Our adventures in Granada Province were top notch during our one month house sit in Andalusia, Spain. We explored every inch of our small, mountain-top village, several of the nearby villages, and the capital city of Granada. As per usual, we didn’t see nearly as much as we wanted, but we sure did try.
Our village of Freila is about an hour’s drive east of the city of Granada. It doesn’t offer much in the way of tourist attractions, but as with any foreign land, there was still plenty to see and experience. For one thing, I have never been to a mountain-top village before. It was really striking how the houses layer on top of each other and how narrow and steep the roads were in order to accommodate the tight, hilly quarters.
Each house we saw was so beautifully Spanish. I loved the rock and tile work that decorated nearly every home. And although some places looked fairly old and run down, each doorway was still maintained with a meticulous eye for detail.
The church was the largest building in the village, dominating the western side of the mountain. Built on prime property, the public landing/gathering space provided views of the Sierra Nevadas, the neighboring lake, and most of Freila. You could tell it was the pride and joy of the village, as it was easily the cleanest and best maintained area of town. Given how strongly the Spanish identify with Catholicism, it’s no surprise.
Although I didn’t enjoy seeing the wealth disparity between the church and the neighboring homes, I did appreciate feeling the community of it. We were able to explore almost every inch of the church freely, including the cool and inviting terraces that dotted the cliff-side walls. It was very beautiful and felt like a place built for the people’s enjoyment.
Province of Granada’s Villages
Because we rented a car for this stay, we had more freedom to explore a little farther afoot. We drove through many of the neighboring villages and nature reserves. Each was unique and fun in their own right. Several of the villages were mountaintop cave towns like ours, but others were built in a circular shape in the middle of a vast valley. There were cave homes scattered about on the roadside, as well as large orchards and tree farms.
The neighboring town of Baza (pronounced Ba-tha) was an easy drive and a fun mini adventure in Granada Province. We had a couple of meals there and even took an afternoon to explore the town center. Once again, the central church dominated the city. We had hoped to see the historic baths that reside in Baza, but unfortunately they were closed each time we visited.

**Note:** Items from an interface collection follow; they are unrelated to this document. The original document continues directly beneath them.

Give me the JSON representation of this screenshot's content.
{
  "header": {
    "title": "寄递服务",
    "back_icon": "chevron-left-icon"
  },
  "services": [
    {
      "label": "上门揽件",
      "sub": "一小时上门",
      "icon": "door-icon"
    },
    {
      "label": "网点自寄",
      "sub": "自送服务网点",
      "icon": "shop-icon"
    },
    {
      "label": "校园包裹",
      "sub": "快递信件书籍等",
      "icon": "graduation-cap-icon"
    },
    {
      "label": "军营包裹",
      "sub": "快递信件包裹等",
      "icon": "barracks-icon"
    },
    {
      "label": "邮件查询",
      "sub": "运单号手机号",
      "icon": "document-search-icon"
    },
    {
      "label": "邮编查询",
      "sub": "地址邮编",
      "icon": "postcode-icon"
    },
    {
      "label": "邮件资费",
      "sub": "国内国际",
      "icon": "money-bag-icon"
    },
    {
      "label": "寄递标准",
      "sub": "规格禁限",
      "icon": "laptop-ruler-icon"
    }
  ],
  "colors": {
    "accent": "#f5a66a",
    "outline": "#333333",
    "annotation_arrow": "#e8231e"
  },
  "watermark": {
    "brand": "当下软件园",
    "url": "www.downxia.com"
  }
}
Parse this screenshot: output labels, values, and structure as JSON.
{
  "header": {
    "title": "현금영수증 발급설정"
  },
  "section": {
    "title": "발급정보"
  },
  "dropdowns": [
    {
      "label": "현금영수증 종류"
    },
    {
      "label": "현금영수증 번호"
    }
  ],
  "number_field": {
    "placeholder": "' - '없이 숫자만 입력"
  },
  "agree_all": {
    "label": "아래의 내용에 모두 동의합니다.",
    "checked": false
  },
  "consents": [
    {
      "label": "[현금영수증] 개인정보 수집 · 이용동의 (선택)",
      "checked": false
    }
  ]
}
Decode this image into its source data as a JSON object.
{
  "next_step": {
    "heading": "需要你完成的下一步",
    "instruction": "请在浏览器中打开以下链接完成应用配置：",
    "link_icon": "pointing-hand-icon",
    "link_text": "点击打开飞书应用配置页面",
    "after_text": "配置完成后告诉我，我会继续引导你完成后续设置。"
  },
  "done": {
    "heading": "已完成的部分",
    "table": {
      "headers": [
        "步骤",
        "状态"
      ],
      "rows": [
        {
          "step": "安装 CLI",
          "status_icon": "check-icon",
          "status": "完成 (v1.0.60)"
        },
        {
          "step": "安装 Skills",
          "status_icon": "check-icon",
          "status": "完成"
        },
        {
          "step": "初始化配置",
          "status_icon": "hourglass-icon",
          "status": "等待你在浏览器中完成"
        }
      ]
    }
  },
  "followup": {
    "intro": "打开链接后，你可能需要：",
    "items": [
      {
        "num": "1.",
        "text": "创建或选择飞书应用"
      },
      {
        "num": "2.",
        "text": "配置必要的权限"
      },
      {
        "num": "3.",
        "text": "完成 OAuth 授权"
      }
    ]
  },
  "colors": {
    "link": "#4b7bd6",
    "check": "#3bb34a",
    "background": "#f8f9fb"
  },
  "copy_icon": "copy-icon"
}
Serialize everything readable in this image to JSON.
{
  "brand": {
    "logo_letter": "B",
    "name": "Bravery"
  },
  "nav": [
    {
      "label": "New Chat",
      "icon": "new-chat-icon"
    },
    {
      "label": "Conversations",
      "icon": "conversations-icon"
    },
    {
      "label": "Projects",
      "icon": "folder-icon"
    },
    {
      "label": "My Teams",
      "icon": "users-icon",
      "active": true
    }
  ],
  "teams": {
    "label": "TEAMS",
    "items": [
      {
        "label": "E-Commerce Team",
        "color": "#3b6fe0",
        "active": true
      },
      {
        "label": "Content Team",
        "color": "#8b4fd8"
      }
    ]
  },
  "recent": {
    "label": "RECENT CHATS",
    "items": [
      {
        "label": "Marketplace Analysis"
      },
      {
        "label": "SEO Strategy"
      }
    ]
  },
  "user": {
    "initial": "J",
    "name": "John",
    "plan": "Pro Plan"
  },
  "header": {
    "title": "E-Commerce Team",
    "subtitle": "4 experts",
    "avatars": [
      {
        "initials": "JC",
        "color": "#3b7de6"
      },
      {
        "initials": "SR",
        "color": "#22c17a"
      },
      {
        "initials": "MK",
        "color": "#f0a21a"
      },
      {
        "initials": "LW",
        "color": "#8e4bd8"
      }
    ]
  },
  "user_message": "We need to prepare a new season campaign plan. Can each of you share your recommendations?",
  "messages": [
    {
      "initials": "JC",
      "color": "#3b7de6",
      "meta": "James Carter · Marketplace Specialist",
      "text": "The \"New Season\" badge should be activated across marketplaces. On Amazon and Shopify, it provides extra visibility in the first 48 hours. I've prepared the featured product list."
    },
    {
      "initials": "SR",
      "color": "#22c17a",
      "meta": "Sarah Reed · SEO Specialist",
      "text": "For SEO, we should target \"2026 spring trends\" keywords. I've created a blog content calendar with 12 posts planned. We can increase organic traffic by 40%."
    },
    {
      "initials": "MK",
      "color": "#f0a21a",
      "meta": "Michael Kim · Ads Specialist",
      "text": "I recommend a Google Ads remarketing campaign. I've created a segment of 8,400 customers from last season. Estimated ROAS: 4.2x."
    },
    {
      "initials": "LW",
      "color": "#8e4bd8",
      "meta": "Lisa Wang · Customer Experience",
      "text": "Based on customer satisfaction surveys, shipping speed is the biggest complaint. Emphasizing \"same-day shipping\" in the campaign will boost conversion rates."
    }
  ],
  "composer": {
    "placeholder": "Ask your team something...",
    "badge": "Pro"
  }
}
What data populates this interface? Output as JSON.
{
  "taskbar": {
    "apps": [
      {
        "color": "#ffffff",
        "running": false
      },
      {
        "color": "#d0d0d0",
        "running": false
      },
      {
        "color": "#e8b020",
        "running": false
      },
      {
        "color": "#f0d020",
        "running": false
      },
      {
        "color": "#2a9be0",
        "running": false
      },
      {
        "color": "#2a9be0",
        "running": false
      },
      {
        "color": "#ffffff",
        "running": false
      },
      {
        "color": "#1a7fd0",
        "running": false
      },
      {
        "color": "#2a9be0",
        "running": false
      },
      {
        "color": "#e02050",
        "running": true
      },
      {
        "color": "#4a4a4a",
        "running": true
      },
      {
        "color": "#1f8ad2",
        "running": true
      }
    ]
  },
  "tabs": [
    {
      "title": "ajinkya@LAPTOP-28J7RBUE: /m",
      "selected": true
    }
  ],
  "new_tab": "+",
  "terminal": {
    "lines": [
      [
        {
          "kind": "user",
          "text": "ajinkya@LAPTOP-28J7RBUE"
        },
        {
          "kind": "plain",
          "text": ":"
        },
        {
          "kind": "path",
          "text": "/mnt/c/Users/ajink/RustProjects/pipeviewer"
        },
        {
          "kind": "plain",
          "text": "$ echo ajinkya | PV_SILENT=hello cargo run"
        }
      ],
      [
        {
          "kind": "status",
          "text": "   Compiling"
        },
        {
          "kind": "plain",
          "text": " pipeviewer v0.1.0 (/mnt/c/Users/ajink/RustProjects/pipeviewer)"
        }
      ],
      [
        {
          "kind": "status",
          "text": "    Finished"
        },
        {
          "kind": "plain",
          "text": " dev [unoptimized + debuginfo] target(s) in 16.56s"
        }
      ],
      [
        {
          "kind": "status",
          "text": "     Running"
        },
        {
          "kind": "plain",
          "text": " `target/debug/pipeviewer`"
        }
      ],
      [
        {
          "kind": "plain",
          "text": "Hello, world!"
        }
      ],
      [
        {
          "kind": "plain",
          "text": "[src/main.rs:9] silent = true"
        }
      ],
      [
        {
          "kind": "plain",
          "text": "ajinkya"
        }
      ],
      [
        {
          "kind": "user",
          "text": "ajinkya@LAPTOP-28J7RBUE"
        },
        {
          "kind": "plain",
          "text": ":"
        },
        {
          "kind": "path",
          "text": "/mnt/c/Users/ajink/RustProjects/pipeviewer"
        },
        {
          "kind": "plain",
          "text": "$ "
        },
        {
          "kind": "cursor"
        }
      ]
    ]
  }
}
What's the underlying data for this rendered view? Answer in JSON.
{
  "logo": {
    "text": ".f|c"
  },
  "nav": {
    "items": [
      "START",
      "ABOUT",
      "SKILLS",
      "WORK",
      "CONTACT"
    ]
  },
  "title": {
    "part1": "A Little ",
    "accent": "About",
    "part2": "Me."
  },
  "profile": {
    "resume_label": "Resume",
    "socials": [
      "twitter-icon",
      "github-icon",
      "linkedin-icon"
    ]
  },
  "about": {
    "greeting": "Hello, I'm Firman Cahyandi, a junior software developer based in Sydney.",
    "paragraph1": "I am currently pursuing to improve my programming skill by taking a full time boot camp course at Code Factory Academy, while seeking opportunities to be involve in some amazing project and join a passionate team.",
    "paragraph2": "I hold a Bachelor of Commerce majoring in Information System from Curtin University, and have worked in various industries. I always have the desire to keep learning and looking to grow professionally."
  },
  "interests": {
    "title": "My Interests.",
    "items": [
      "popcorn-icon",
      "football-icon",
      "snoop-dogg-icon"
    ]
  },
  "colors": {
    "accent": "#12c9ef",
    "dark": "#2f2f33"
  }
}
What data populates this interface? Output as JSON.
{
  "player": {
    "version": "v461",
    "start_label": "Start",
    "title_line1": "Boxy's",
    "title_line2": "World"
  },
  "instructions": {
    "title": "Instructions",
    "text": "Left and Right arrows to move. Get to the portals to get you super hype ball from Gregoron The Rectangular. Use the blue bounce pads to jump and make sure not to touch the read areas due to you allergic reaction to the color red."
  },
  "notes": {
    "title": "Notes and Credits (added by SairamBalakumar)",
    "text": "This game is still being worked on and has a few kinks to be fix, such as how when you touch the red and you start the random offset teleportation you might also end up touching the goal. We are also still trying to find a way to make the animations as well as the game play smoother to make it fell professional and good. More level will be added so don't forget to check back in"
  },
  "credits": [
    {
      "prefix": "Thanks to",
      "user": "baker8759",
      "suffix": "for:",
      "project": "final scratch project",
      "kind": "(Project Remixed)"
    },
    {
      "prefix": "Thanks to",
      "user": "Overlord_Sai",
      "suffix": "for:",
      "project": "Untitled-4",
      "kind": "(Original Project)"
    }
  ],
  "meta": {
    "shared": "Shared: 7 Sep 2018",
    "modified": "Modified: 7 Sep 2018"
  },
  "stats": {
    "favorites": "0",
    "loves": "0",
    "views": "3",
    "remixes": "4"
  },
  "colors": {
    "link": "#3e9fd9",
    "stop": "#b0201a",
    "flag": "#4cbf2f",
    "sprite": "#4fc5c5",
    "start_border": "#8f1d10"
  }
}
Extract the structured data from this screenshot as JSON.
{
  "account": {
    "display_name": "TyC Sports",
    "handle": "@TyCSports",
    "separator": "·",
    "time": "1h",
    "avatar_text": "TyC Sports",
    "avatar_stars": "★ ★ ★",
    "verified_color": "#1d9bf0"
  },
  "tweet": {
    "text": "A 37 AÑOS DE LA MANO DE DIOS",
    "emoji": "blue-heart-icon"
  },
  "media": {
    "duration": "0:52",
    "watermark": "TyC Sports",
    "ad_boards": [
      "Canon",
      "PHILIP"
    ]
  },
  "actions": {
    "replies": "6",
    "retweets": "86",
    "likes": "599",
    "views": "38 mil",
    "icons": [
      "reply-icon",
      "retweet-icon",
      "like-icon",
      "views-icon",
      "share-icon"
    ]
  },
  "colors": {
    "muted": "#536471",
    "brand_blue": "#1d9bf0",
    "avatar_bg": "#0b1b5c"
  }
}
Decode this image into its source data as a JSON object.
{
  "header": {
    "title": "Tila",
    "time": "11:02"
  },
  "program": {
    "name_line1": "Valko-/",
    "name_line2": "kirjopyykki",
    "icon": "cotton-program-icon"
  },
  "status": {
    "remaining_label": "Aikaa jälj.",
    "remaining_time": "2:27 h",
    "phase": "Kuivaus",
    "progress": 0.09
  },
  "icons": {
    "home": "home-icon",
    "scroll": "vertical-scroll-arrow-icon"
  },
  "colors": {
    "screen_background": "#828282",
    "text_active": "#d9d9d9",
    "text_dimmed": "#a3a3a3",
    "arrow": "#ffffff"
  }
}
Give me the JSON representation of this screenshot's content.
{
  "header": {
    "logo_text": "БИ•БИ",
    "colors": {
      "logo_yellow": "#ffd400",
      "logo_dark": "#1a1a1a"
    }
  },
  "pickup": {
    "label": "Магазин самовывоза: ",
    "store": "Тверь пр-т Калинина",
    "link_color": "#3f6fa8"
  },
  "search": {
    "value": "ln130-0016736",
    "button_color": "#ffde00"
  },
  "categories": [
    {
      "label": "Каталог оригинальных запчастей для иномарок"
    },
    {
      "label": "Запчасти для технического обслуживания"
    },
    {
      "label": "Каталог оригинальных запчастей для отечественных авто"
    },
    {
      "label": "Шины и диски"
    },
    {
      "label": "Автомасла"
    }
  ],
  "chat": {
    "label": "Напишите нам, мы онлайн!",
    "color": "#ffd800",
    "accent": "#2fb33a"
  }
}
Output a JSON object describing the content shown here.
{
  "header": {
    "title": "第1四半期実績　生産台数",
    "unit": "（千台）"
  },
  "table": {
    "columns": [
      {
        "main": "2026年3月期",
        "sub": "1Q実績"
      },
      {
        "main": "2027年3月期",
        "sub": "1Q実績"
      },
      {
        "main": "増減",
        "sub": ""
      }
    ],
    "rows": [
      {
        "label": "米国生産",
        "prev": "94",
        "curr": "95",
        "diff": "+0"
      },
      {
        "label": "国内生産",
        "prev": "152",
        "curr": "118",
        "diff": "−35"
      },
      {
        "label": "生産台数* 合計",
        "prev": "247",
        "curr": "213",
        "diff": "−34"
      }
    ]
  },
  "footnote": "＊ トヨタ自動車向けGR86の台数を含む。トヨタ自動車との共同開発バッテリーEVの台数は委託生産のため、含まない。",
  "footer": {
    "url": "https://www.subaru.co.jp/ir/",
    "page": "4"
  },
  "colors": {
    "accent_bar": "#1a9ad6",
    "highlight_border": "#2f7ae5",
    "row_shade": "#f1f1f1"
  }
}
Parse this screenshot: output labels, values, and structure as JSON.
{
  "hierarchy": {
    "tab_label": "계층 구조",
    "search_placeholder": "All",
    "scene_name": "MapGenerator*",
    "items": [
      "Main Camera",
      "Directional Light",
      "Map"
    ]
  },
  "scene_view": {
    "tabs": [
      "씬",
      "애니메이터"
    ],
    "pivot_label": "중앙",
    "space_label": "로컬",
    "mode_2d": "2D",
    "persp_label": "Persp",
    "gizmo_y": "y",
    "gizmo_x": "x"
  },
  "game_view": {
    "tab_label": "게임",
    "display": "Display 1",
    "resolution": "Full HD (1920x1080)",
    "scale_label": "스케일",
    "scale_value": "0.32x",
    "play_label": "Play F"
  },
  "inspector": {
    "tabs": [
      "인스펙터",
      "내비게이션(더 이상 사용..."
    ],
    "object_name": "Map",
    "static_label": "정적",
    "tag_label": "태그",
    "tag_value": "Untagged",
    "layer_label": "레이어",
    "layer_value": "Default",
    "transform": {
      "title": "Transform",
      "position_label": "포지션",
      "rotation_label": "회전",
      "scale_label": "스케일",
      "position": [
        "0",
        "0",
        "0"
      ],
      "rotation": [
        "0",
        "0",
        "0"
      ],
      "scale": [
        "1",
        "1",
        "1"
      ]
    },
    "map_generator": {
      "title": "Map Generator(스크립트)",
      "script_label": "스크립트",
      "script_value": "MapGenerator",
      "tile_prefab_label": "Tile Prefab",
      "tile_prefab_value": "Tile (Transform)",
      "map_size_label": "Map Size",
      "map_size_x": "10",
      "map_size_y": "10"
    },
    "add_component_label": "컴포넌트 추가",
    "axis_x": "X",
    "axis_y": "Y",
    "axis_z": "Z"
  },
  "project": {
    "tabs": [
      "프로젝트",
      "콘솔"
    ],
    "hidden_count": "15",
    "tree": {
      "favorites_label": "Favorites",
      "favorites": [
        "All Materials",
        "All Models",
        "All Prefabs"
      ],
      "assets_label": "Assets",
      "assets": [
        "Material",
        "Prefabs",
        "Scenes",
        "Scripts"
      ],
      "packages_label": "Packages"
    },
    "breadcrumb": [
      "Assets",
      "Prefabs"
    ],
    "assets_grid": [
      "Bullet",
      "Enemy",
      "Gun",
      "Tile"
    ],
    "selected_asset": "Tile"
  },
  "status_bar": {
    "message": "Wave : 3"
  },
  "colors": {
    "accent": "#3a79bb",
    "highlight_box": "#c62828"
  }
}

Finally, the main event: the Alhambra. It started as a small fortress in 889 CE. 400 years later, the fortress was renovated and became a palace for the Moorish sultans ruling over Granada. By the 1500’s, the Christians took over and it became the royal court of the Spanish monarchy. The complex continued switching hands and experiencing bouts of abandonment and renovation throughout most of the rest of its history. Now the collection of fortresses, palaces, and churches that make up the Alhambra is one of Spain’s most famous tourist attractions and a UNESCO World Heritage Site.
Because of the long and varied history of the complex, the Alhambra is a feast for the eyes. There is a mix of Moorish buildings, Christian paintings, and Italian furnishings. Every corner holds a different story from a different time. We spent almost three hours exploring the Alhambra and absolutely loved it.
Exploring the Alhambra
The Alhambra hosts a limited number of guests each day, so it is important to buy tickets in advance. As we were there during the off-season, we were able to buy ours only a few days in advance from the official sales site (€14 each). Our tickets gave us access to nearly everything plus a strictly scheduled reservation for the Nasrid Palace.
We started our walk through the gardens. Although I was floored by nearly everything we saw that day, I think was most impressed by the garden. It was spring, so everything was in bloom, the weather was perfect, and the crowds were light.
From there we wandered in and out of each building. I loved seeing the clash of cultures. The stylings weren’t all perfectly blended, but some of the areas were very beautifully paired. It was just another reminder of how small the world truly is and how even the most different cultures can come together to create something truly special.
That’s a Wrap
So ends our stay in Andalusia, Spain. It was a visit I will never forget and the type of journey that I am sure I will be searching out for the rest of my life. Next up, we head north to the cold, gloomy, and surprisingly playful country of England!